Categories: Prayer | Tags: , | 3 Comments

Removing myself from Religion — and the LDS Church in Particular.

It has been about five years since I resigned from the LDS church.  I had been a member from birth, through high school and seminary, through a mission to the Eastern Atlantic States in 1963-65. through forty years of marriage in the Salt Lake LDS Temple, through callings and activities from boy scout leader to Branch President (twice), counselor to bishops.

I notified my siblings and my children of my decision to resign from the church by emailing this letter (attached in its fullness).

I feel that it is time to share this very private correspondence on my blog.  I hope that it will help you in understanding what I went through.

——————–

I have some information to share with all of you.

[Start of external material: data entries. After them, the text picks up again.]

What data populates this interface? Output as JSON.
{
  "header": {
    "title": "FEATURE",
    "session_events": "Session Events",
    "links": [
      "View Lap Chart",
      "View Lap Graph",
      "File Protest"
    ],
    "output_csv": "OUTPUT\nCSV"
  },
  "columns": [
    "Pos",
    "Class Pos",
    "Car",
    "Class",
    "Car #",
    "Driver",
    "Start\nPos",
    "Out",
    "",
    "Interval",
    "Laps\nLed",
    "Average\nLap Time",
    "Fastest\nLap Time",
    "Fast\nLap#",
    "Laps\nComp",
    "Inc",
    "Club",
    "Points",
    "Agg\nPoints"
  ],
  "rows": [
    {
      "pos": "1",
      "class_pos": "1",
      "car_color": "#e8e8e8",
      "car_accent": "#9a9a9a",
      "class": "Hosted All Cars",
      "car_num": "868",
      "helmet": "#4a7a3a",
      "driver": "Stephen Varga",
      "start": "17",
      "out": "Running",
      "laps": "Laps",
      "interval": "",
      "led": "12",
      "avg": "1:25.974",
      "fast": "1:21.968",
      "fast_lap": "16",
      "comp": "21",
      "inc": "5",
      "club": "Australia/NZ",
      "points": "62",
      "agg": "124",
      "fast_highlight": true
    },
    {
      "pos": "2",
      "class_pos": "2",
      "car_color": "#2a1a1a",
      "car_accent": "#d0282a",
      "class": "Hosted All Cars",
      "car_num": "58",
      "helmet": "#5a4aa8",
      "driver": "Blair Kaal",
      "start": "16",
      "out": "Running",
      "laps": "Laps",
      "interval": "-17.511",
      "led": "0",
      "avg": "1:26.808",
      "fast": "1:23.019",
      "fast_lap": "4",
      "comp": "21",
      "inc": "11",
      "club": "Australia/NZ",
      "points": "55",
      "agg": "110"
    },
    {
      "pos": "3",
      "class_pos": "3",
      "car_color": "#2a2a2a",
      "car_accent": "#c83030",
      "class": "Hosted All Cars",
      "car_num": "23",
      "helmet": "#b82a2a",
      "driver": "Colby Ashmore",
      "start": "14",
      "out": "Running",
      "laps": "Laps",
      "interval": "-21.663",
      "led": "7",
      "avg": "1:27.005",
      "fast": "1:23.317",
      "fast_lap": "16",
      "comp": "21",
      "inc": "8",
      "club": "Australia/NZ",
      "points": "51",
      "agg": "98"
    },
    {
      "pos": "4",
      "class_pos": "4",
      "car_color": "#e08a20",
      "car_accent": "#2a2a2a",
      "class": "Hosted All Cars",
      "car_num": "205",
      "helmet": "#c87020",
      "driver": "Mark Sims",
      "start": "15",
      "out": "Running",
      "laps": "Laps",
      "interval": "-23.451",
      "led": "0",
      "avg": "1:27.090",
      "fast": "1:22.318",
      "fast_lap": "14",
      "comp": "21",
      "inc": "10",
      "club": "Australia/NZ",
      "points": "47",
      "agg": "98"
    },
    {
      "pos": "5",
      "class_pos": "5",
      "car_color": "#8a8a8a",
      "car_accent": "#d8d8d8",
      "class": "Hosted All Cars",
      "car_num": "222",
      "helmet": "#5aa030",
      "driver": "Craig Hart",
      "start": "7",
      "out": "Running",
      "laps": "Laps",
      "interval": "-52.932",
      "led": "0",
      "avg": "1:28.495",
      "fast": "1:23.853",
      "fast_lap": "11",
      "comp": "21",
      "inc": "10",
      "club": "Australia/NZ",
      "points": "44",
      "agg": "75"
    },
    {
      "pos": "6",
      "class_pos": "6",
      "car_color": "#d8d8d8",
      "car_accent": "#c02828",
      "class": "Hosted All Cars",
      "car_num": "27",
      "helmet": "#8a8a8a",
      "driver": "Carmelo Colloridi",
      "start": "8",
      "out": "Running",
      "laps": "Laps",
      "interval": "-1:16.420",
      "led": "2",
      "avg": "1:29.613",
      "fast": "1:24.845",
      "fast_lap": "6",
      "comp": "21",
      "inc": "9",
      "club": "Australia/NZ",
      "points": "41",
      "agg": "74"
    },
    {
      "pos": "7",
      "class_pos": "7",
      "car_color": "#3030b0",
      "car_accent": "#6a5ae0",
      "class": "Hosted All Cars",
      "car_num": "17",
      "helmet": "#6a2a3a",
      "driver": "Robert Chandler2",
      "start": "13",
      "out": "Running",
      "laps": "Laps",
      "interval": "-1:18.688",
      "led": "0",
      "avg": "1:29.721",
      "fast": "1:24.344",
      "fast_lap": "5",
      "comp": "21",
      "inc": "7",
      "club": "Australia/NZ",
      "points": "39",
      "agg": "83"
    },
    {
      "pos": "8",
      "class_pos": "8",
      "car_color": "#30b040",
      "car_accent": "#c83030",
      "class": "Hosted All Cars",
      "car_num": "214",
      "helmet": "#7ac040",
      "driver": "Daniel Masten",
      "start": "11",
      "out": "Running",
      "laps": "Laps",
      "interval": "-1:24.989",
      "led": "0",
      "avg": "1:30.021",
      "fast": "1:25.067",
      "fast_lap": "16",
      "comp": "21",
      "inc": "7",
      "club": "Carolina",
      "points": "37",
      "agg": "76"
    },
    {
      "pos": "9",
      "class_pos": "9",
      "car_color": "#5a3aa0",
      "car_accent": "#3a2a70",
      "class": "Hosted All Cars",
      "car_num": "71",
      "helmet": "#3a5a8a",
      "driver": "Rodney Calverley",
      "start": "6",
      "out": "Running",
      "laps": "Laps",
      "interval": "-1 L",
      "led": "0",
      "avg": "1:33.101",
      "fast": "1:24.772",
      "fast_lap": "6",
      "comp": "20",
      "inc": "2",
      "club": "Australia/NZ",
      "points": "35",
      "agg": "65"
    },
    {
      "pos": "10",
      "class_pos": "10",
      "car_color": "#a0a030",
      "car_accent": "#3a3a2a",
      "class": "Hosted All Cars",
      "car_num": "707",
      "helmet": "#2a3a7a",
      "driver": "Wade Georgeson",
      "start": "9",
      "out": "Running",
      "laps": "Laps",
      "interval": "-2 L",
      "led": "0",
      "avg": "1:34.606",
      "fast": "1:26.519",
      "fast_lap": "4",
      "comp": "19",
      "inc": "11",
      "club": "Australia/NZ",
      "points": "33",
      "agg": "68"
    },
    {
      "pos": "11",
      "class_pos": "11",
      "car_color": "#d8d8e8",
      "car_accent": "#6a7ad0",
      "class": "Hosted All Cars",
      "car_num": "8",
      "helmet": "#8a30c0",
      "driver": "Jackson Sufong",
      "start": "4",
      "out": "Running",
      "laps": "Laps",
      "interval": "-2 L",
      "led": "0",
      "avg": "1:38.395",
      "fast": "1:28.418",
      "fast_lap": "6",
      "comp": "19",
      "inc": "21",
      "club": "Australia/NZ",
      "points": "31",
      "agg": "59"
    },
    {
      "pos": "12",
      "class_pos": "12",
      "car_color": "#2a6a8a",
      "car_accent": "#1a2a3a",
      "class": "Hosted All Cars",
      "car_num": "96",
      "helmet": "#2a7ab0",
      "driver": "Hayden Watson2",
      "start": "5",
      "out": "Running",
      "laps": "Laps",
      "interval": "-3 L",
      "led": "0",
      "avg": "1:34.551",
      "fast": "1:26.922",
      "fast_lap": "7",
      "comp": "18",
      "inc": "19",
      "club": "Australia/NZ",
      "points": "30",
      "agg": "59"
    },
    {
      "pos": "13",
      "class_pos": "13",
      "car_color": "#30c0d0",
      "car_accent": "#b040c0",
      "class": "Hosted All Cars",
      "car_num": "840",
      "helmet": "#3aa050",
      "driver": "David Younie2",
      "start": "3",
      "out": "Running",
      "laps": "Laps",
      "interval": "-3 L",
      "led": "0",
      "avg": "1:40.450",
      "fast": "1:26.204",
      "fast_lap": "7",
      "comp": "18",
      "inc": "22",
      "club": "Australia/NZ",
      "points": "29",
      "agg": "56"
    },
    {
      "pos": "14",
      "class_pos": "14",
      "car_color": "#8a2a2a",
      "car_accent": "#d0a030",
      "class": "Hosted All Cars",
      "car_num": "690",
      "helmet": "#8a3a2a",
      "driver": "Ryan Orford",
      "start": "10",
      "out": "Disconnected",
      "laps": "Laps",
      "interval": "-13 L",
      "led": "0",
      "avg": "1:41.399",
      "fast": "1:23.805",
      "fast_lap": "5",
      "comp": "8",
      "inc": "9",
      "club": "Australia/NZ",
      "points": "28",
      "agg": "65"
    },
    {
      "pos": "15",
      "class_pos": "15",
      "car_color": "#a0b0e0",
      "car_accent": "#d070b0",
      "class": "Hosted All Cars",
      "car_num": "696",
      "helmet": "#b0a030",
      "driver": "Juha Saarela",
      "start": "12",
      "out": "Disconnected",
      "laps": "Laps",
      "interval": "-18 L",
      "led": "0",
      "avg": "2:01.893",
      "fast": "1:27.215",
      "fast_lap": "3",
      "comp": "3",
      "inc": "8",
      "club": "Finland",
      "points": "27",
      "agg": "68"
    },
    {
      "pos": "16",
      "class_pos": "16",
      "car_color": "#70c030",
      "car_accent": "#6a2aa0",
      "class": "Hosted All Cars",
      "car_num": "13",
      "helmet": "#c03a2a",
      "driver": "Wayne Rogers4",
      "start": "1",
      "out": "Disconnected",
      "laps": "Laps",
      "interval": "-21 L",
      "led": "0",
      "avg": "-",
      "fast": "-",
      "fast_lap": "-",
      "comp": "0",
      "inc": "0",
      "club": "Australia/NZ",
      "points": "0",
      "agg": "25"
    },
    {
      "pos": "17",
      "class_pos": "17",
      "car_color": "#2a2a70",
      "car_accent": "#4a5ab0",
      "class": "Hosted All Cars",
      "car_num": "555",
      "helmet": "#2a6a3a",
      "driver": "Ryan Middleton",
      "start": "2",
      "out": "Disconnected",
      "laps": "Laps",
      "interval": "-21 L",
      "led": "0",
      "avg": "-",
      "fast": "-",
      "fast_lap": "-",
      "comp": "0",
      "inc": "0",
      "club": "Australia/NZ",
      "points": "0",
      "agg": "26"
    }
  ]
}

I have decided to give each of you the authorization to share it with your spouses, children, or other relatives, but not with non-relatives.
Ever since the horrible events of September 11, 2001, I have thought long and hard about people who use religion to kill, hurt, humiliate and otherwise act in hateful ways toward other humans. I have noted those who would try to get others to ‘follow’ people they consider to be prophets — and act in ways that would take people’s money, freedom, curiosity, common sense, and try to suppress those who ask ‘WHY?’
I have tried with every fiber of my being to follow the counsel of church leaders — even when Joseph Fielding Smith addressed me personally to proclaim [at a temple priesthood meeting] that Noah’s ark was a literal event that followed in every way the Biblical account. I tried to accept the unbelievable — that Noah put penguins and polar bears and every species on earth into a boat together, etc. etc.
I have seen the [LDS] church and others take all their donations and tell us not to ask questions about what they do with it.
I have seen the church tie donations to worthiness for priesthood blessings and temple attendance.
I have seen the church leaders change doctrine in the blink of an eye [cursed skin of blacks, polygamy, etc]
while telling us that they do not need to explain since their consensus demonstrates that God has spoken.
I have seen the explanations for the lack of Book of Mormon archaeology vary over the years — even to claiming that God hid all the evidence of B of M people so that we could use faith instead of evidence to believe.
I have finally decided that THERE SIMPLY IS NOT ENOUGH EVIDENCE FOR ME TO CONTINUE TO BELIEVE IN THE LDS CHURCH — OR ANY OTHER CHURCH FOR THAT MATTER.
Please note that I am not trying to convince you or anyone else that I am right and everyone else is wrong in this matter. I am only saying that I can simply no longer try to believe or teach others what is obviously unsupportable by common sense. I don’t know what to think of God. Maybe this is atheism. maybe it is agnostic. Maybe it is just being myself for a change and saying that it simply doesn’t make sense to me.
As of January 2, 2009, I resigned from the LDS church. I have felt not only good since then about this decision, but I feel that a weight has been lifted from me that bound me to lie and misrepresent my thoughts in hopes that others knew more about such things than I did.
I was NOT excommunicated. I resigned. If you doubt this, you can double check this fact with Ann. There was NO pending court action. There was no one that hurt my tender feelings. I did this by simply coming out of a figurative closet into the light of honesty.
Thayne Andersen
Categories: family, fear, mission | Tags: | 4 Comments